**Task**.
Identical copies of all the records below are needed.

**Data for this task**.
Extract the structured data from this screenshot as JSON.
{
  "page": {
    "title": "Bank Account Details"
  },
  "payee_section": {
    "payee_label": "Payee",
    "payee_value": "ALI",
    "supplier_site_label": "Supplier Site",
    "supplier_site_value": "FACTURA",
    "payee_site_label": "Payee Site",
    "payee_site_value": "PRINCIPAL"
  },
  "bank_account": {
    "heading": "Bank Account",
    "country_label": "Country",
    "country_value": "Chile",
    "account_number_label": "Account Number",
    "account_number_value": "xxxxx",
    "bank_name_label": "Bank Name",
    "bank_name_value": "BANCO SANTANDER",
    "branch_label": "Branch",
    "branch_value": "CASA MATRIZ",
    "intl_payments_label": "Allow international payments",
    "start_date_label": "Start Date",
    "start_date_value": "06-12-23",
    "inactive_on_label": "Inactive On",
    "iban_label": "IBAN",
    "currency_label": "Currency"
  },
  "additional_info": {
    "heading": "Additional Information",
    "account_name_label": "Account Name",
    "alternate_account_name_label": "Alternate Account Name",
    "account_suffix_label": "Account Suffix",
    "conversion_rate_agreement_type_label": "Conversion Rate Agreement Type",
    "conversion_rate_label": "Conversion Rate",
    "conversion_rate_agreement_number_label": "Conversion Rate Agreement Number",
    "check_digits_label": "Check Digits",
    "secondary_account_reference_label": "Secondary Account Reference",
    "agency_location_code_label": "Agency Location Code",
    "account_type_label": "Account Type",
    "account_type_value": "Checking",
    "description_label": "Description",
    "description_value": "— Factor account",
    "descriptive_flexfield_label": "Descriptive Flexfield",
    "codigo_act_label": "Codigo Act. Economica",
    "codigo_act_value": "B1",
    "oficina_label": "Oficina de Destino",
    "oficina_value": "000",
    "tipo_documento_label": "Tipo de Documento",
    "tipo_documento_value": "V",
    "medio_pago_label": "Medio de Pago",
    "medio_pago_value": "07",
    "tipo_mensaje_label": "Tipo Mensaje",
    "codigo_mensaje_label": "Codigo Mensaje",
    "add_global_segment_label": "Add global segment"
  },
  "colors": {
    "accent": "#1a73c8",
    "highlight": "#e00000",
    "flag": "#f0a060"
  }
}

**Solution to this exercise**.
Extract the structured data from this screenshot as JSON.
{
  "page": {
    "title": "Bank Account Details"
  },
  "payee_section": {
    "payee_label": "Payee",
    "payee_value": "ALI",
    "supplier_site_label": "Supplier Site",
    "supplier_site_value": "FACTURA",
    "payee_site_label": "Payee Site",
    "payee_site_value": "PRINCIPAL"
  },
  "bank_account": {
    "heading": "Bank Account",
    "country_label": "Country",
    "country_value": "Chile",
    "account_number_label": "Account Number",
    "account_number_value": "xxxxx",
    "bank_name_label": "Bank Name",
    "bank_name_value": "BANCO SANTANDER",
    "branch_label": "Branch",
    "branch_value": "CASA MATRIZ",
    "intl_payments_label": "Allow international payments",
    "start_date_label": "Start Date",
    "start_date_value": "06-12-23",
    "inactive_on_label": "Inactive On",
    "iban_label": "IBAN",
    "currency_label": "Currency"
  },
  "additional_info": {
    "heading": "Additional Information",
    "account_name_label": "Account Name",
    "alternate_account_name_label": "Alternate Account Name",
    "account_suffix_label": "Account Suffix",
    "conversion_rate_agreement_type_label": "Conversion Rate Agreement Type",
    "conversion_rate_label": "Conversion Rate",
    "conversion_rate_agreement_number_label": "Conversion Rate Agreement Number",
    "check_digits_label": "Check Digits",
    "secondary_account_reference_label": "Secondary Account Reference",
    "agency_location_code_label": "Agency Location Code",
    "account_type_label": "Account Type",
    "account_type_value": "Checking",
    "description_label": "Description",
    "description_value": "— Factor account",
    "descriptive_flexfield_label": "Descriptive Flexfield",
    "codigo_act_label": "Codigo Act. Economica",
    "codigo_act_value": "B1",
    "oficina_label": "Oficina de Destino",
    "oficina_value": "000",
    "tipo_documento_label": "Tipo de Documento",
    "tipo_documento_value": "V",
    "medio_pago_label": "Medio de Pago",
    "medio_pago_value": "07",
    "tipo_mensaje_label": "Tipo Mensaje",
    "codigo_mensaje_label": "Codigo Mensaje",
    "add_global_segment_label": "Add global segment"
  },
  "colors": {
    "accent": "#1a73c8",
    "highlight": "#e00000",
    "flag": "#f0a060"
  }
}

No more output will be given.